Almost a month after the catalyst JRE episode was uploaded, Spotify CEO and co-founder Daniel Ek released a news post in which he announced the company’s next steps. First, they published the Platform Rules that have supposedly been in place for years. Among the categories of content explicitly not allowed on the platform is dangerous content, which includes content that promotes “false or deceptive medical information […] that poses a direct threat to public health.” 

To me, portraying COVID-19 as a hoax orchestrated by the government to induce “mass formation psychosis,” in order to implant microchip trackers into their citizens through the COVID vaccine easily fits this description. It is unclear, then, how the JRE still has a home on the platform. 

Second, Spotify added a content advisory to all podcast episodes that contain discussions of COVID. This content advisory links to COVID-related podcasts on the platform and external organizations such as the World Health Organization. White House Press Secretary Jen Psaki called this a positive step, but urged Spotify and other media platforms to do more to curb the spread of misinformation. 
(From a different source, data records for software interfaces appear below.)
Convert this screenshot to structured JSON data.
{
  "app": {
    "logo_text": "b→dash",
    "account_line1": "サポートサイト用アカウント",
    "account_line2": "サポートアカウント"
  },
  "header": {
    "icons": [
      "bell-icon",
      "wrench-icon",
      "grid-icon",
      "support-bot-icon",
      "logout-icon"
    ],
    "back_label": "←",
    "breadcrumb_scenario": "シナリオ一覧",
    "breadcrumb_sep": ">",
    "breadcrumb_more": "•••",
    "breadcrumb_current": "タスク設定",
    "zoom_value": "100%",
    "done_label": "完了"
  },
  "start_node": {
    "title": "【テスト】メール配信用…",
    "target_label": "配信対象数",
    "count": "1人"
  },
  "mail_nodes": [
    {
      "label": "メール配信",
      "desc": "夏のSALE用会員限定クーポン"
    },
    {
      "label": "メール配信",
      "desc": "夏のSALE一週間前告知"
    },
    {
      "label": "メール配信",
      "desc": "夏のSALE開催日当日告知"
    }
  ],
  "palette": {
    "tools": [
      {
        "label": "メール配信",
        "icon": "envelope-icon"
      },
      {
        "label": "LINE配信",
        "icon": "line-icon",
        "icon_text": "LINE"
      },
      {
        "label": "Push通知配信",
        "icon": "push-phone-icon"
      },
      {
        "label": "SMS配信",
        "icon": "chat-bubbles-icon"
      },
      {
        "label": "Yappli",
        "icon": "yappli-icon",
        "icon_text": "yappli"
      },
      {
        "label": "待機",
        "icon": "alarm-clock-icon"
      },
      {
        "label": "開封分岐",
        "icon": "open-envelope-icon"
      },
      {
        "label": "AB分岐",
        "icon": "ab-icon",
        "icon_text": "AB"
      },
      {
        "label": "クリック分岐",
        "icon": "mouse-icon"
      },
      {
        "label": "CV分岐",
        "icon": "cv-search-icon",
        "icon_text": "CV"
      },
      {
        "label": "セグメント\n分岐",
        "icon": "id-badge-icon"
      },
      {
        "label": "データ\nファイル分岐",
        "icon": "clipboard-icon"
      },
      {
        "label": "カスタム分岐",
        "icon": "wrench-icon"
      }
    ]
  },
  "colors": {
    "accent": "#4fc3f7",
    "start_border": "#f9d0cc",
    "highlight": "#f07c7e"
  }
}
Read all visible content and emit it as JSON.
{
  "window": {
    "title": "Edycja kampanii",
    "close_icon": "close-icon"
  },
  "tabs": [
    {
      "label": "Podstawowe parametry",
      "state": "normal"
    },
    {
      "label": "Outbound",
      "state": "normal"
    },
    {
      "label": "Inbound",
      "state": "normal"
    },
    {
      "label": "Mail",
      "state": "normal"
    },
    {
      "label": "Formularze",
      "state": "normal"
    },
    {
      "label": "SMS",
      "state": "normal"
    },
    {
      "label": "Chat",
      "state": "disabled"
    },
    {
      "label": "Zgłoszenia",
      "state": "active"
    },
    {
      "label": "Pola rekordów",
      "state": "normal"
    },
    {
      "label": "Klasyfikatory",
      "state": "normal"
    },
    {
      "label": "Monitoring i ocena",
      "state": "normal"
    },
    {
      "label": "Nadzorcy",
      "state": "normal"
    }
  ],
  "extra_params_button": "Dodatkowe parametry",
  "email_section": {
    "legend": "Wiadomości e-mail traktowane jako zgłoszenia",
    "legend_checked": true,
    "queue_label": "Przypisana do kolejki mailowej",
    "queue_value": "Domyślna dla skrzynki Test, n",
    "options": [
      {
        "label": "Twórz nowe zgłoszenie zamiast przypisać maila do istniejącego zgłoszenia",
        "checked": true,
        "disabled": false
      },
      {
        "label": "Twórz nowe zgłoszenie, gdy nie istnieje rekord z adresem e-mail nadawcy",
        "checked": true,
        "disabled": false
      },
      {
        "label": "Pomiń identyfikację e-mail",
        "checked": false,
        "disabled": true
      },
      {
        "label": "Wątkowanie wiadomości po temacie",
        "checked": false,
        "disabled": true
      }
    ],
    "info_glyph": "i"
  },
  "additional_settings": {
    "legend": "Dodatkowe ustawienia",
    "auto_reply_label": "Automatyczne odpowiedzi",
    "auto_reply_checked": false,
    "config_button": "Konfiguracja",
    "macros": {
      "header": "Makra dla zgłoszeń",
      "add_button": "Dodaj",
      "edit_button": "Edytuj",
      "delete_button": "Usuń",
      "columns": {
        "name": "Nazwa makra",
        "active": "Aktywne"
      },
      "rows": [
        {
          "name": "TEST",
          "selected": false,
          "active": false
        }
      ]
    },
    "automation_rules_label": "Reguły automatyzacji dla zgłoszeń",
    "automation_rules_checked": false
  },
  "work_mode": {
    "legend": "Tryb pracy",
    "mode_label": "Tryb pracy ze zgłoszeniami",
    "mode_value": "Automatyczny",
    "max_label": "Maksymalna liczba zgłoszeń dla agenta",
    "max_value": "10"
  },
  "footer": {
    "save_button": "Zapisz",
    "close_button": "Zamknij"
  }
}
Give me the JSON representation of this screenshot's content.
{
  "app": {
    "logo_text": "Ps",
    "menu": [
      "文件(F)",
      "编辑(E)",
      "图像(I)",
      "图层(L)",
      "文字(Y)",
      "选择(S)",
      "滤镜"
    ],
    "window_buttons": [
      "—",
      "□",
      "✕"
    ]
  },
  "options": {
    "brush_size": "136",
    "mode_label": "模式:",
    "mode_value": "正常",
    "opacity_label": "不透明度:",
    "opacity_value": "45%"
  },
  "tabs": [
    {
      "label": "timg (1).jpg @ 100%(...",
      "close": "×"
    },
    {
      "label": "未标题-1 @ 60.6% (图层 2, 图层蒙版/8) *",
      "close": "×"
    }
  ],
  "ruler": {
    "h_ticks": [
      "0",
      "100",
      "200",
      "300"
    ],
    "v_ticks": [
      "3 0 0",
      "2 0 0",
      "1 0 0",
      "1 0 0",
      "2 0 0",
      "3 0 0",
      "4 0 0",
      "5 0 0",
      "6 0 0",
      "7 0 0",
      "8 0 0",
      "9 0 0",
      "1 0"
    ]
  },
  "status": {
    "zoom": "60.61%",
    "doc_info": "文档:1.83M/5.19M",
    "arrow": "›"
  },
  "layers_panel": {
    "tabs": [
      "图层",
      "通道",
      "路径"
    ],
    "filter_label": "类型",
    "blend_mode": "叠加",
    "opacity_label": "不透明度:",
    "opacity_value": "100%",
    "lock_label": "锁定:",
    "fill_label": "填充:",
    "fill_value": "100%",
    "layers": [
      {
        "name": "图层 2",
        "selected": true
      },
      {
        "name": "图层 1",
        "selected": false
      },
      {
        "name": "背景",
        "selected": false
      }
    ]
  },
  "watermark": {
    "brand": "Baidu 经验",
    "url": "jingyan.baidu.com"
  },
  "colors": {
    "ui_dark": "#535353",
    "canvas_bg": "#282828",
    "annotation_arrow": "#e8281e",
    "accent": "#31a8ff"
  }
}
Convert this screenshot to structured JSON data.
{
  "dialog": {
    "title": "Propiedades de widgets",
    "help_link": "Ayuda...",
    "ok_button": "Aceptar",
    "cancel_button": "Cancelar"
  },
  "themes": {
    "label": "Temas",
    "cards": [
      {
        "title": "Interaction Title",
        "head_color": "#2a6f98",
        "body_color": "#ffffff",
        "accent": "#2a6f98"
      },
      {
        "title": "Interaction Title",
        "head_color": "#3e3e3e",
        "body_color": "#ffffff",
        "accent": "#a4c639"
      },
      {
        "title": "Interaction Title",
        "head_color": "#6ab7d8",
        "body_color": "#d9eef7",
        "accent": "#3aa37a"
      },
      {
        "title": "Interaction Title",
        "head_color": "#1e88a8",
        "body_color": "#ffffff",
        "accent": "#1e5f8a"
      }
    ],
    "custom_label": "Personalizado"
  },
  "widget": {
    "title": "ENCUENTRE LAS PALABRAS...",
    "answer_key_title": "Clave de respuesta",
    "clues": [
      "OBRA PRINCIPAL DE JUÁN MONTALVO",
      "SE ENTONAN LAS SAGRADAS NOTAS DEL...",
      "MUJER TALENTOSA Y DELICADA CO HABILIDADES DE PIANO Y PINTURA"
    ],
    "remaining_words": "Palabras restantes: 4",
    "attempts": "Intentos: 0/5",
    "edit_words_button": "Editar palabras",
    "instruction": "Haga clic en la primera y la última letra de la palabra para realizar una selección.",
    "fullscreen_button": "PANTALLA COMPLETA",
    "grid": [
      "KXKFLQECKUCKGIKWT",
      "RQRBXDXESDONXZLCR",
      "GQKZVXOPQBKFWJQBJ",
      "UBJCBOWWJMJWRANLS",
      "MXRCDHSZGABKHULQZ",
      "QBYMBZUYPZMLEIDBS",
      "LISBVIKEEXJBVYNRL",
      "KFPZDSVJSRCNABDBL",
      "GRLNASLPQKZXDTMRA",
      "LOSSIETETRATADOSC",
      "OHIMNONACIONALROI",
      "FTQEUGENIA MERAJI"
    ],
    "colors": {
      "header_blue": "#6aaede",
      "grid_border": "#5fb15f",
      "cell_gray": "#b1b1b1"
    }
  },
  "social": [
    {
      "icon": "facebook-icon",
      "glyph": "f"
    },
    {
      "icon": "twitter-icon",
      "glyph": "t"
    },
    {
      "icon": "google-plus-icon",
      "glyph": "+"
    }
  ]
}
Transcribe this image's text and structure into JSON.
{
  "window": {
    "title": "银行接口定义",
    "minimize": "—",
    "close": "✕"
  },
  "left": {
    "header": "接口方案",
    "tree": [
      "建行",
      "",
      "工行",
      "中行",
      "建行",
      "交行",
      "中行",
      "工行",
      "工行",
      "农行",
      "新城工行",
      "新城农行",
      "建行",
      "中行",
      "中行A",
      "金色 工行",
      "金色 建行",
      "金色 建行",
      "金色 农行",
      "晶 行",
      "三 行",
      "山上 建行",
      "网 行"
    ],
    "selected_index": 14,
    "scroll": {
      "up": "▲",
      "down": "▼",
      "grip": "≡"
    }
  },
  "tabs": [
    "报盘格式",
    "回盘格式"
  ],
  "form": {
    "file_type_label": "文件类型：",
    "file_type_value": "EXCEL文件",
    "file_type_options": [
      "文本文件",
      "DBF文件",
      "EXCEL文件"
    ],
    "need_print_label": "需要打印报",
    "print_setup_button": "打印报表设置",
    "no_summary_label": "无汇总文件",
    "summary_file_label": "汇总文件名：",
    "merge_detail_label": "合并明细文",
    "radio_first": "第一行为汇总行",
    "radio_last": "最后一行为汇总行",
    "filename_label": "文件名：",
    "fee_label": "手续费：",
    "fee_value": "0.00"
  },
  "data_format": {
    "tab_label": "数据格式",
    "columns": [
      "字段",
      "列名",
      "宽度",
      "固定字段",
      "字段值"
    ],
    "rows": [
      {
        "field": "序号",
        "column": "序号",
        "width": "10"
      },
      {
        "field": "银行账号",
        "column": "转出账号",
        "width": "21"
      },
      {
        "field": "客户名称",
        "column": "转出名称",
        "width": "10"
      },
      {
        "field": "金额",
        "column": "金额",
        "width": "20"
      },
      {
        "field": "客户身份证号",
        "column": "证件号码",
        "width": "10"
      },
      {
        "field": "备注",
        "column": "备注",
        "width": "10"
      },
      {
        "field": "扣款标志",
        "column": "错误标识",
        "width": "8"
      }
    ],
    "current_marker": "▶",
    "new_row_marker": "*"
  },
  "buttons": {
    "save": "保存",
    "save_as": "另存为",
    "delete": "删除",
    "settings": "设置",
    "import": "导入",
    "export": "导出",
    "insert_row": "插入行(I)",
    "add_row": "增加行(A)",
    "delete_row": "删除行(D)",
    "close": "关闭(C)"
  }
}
Spotify has removed zero episodes of JRE for COVID misinformation but a week after their response to the initial controversy, a compilation video of Rogan using the N-word numerous times on his podcast surfaced. Over 70 episodes of JRE were allegedly removed due to Rogan’s use of the racial slur — a miniscule step Rogan takes credit for in his apology as if no longer profiting from his public displays of racism is a form of reparations. 

In an internal memo, Spotify CEO Daniel Ek committed to investing $100 million — the same amount Rogan received in his exclusive deal with the platform — in content by creators from marginalized communities. Investing the same amount to be divided amongst an unspecified number of underrepresented creators as they invested in one racist white man’s podcast is an ill-fated move that has been referred to by one Twitter user as “price-matching racism.”

This story serves as a reminder that corporations will always prioritize profits over people and that includes the corporations we have no choice but to love because of their public image, carefully curated to make us forget they are corporations. 

What the cycle always lacks is true restitution. Rogan maintains he is not spreading misinformation, refers to the compilation video of him freely using a racial slur as a “political hit job” and continues to have a platform as the world’s most popular podcast host. Removing content that disseminates decidedly false medical information to millions of people is not censorship because no one, let alone Rogan, should have a right to publicly lie with no restrictions.

This article is part of our Opinions section and does not necessarily reflect the views of the Gauntlet’s editorial board.

Hiring | Staff | Advertising | Contact | PDF version | Archive | Volunteer | SU

The Gauntlet